Records for this exercise START
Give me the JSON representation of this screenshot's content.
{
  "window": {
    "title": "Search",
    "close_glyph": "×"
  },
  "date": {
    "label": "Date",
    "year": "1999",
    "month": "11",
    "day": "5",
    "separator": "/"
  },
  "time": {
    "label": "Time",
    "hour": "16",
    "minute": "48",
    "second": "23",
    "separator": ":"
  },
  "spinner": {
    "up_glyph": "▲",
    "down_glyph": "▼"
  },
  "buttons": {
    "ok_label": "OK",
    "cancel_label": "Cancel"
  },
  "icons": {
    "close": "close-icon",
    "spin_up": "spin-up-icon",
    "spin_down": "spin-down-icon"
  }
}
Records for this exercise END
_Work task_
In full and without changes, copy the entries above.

_Response to this exercise_
Give me the JSON representation of this screenshot's content.
{
  "window": {
    "title": "Search",
    "close_glyph": "×"
  },
  "date": {
    "label": "Date",
    "year": "1999",
    "month": "11",
    "day": "5",
    "separator": "/"
  },
  "time": {
    "label": "Time",
    "hour": "16",
    "minute": "48",
    "second": "23",
    "separator": ":"
  },
  "spinner": {
    "up_glyph": "▲",
    "down_glyph": "▼"
  },
  "buttons": {
    "ok_label": "OK",
    "cancel_label": "Cancel"
  },
  "icons": {
    "close": "close-icon",
    "spin_up": "spin-up-icon",
    "spin_down": "spin-down-icon"
  }
}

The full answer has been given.